How to complete this task:
Every line with the word "speakers" in it should be extracted from the data that follows.

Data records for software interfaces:
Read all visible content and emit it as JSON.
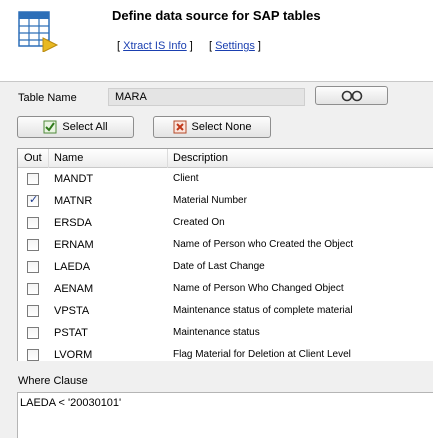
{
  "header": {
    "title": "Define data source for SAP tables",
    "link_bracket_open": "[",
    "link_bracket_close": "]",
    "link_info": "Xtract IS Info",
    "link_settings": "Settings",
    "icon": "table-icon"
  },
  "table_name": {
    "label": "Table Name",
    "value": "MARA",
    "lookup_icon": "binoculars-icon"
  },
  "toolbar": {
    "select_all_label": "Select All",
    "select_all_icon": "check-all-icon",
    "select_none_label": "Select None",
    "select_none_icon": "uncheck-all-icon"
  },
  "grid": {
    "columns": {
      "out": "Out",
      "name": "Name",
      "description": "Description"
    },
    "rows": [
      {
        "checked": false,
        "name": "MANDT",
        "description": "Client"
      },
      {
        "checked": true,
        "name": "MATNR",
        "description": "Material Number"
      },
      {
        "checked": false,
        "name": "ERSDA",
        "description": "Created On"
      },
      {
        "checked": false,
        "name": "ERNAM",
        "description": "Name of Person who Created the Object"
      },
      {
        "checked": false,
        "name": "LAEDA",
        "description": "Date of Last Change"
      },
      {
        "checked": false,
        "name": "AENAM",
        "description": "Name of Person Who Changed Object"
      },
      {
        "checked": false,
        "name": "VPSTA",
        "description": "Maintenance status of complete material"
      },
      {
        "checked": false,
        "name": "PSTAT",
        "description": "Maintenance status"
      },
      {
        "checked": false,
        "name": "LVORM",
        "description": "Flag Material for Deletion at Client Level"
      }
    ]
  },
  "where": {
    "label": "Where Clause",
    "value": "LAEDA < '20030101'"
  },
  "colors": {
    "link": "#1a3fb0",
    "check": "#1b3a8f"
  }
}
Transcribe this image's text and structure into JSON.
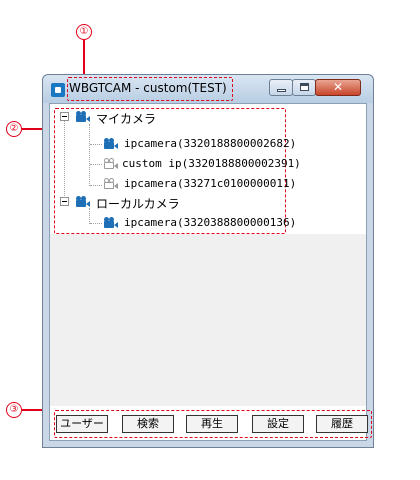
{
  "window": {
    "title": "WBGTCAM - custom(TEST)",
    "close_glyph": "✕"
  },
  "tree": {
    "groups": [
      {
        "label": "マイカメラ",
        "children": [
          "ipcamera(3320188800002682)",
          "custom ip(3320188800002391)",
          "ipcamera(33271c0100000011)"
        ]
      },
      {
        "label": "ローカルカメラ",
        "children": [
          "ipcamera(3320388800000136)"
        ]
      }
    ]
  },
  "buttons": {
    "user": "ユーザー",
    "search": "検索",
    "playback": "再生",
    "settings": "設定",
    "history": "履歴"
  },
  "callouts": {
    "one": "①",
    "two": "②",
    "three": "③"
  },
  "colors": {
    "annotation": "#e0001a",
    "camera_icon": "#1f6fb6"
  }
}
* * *
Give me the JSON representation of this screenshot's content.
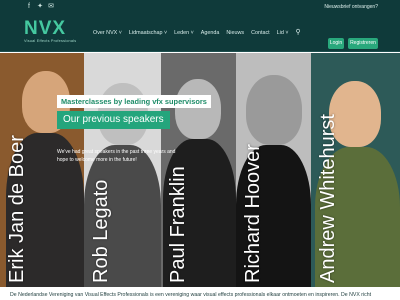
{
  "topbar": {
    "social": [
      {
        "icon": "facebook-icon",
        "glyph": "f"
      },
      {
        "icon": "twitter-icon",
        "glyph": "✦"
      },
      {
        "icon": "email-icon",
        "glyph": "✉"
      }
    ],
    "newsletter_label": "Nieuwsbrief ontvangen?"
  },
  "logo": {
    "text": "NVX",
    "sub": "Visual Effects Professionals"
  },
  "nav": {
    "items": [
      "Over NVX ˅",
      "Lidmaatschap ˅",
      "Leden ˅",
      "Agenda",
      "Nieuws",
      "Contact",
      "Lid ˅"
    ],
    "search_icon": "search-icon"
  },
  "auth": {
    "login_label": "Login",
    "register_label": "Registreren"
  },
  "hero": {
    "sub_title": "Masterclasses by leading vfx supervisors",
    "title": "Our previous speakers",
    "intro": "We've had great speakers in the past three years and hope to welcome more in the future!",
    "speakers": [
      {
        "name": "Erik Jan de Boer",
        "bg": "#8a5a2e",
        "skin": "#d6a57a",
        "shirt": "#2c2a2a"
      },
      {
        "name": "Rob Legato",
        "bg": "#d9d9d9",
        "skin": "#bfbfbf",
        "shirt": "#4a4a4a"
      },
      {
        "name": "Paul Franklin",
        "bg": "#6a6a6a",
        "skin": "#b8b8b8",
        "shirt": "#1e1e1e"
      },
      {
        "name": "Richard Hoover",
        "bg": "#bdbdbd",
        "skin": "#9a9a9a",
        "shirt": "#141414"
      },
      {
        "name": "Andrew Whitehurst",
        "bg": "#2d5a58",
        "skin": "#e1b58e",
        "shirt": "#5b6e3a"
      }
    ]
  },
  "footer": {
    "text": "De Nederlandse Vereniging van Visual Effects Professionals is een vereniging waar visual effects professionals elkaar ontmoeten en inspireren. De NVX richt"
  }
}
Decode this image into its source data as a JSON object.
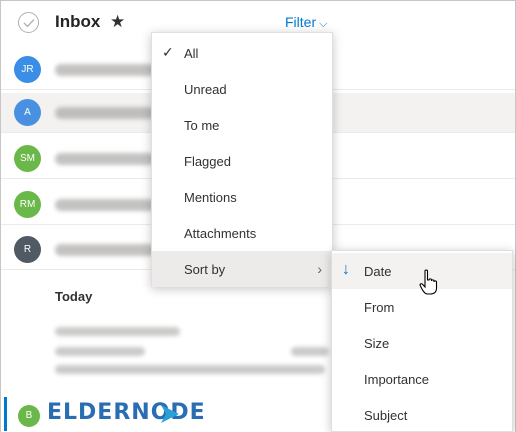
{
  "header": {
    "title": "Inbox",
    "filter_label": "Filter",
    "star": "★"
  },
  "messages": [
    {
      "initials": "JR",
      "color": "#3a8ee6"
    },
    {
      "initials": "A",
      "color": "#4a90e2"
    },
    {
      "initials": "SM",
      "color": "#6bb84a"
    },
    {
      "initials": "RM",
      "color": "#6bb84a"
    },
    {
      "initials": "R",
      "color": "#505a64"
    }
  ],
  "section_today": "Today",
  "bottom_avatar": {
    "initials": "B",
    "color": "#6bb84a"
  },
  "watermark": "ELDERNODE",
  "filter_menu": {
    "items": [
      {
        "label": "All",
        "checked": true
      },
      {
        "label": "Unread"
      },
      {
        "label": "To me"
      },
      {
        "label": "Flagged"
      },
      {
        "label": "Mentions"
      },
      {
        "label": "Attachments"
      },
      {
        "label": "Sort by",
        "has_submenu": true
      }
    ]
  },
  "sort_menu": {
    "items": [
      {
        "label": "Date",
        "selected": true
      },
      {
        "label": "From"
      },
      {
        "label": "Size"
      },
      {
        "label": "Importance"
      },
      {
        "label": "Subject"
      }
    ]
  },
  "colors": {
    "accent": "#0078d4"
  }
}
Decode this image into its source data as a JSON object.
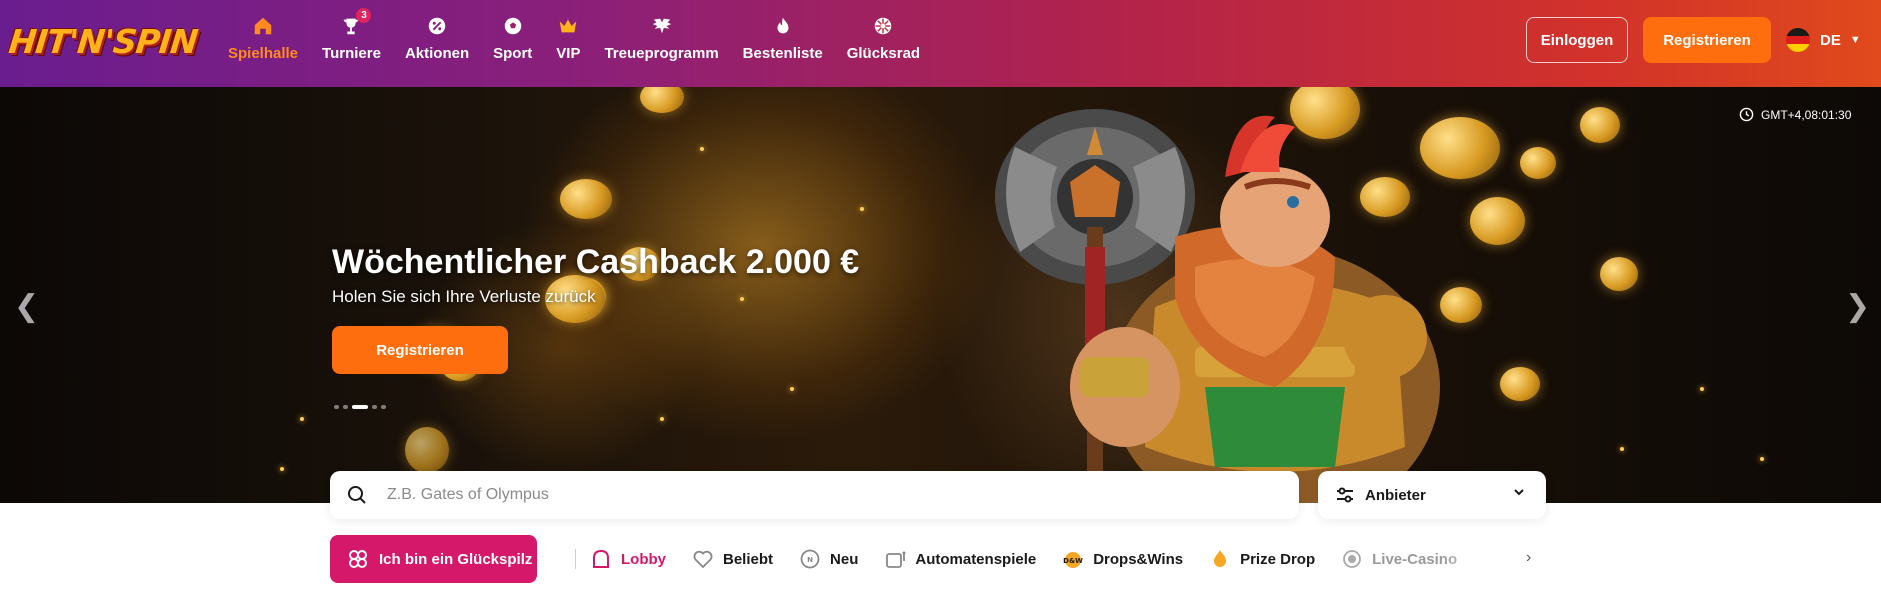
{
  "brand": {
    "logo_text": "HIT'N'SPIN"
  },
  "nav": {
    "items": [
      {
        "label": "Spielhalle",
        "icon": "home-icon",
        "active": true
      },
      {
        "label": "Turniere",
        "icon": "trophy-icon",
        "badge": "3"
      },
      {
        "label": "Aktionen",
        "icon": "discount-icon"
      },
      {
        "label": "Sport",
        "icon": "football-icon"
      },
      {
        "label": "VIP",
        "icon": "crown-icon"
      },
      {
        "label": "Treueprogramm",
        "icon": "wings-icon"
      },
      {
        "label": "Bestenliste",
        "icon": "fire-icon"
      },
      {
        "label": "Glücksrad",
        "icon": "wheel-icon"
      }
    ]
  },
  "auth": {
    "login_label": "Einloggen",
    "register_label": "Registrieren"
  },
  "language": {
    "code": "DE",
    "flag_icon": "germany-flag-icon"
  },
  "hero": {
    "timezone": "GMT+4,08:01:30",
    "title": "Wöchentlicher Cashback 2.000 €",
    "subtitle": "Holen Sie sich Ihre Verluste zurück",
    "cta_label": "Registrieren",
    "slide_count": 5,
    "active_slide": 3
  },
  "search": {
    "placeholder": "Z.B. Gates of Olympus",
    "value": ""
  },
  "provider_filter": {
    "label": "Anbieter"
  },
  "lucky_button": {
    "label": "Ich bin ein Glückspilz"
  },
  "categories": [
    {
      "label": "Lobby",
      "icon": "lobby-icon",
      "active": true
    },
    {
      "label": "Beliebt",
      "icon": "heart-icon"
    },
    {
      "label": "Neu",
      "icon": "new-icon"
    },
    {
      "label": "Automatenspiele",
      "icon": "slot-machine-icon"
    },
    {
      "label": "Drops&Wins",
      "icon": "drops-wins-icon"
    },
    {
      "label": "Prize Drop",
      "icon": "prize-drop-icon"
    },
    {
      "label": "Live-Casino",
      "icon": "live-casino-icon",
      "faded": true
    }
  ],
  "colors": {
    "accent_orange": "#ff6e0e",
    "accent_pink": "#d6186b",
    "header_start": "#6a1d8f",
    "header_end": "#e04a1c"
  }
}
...
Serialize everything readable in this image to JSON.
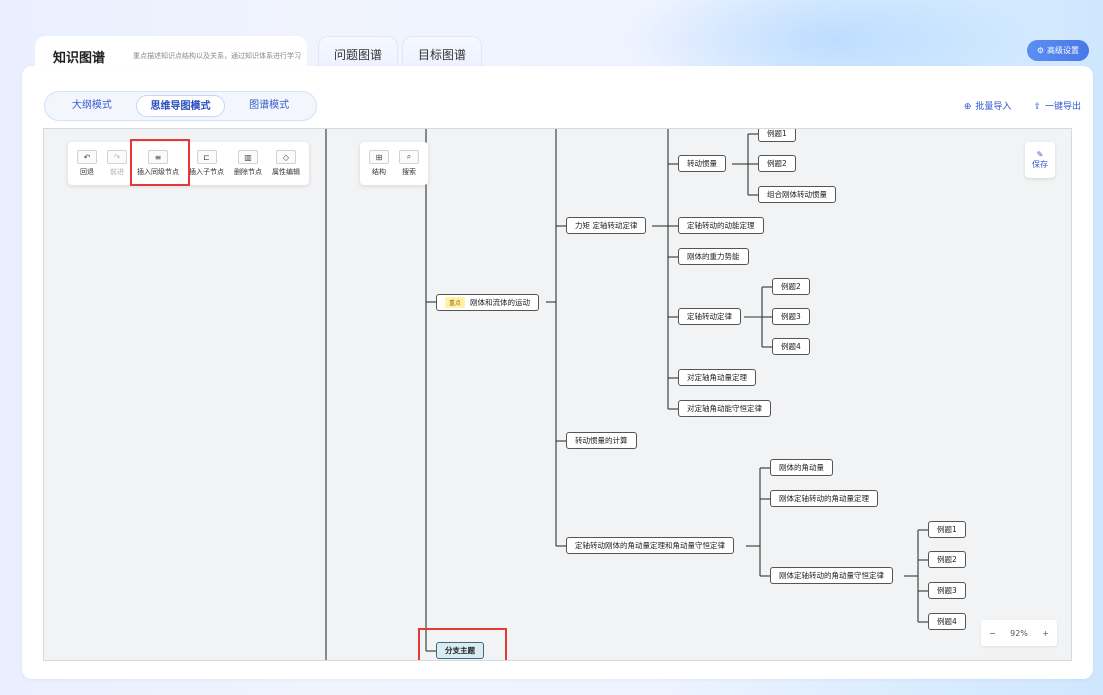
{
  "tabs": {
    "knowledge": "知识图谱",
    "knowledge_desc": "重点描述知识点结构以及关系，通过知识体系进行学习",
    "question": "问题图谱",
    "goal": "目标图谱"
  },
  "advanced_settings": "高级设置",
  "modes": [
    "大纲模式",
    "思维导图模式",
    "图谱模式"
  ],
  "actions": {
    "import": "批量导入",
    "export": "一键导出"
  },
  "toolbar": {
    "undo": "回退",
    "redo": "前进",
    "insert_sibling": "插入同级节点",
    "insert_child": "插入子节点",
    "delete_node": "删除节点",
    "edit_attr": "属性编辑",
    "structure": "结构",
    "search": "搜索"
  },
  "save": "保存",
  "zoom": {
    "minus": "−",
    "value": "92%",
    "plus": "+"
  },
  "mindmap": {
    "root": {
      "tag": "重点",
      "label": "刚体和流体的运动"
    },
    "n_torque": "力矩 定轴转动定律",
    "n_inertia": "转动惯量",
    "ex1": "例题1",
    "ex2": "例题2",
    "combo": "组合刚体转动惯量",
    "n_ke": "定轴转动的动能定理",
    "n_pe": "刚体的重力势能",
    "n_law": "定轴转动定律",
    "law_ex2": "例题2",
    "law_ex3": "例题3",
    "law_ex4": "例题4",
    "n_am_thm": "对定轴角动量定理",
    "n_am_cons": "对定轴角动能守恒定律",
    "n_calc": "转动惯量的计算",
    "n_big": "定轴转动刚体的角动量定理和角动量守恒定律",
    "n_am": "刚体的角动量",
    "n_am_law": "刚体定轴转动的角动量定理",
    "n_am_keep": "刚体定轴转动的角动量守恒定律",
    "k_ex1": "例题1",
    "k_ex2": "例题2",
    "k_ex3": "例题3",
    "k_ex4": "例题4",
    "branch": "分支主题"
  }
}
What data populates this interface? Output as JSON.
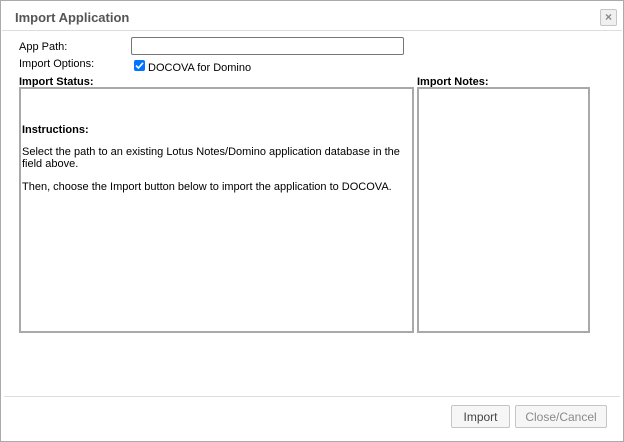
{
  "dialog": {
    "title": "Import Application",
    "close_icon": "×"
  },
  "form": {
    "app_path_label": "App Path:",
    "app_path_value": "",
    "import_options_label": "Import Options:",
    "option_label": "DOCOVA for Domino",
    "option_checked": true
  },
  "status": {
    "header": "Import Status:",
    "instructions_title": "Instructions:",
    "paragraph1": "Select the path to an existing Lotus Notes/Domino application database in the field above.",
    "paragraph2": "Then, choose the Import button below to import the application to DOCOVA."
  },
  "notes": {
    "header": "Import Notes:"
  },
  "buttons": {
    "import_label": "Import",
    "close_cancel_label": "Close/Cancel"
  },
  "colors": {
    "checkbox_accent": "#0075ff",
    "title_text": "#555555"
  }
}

Worked solution:
    "title": "Our previous speakers",
    "intro": "We've had great speakers in the past three years and hope to welcome more in the future!",
    "speakers": [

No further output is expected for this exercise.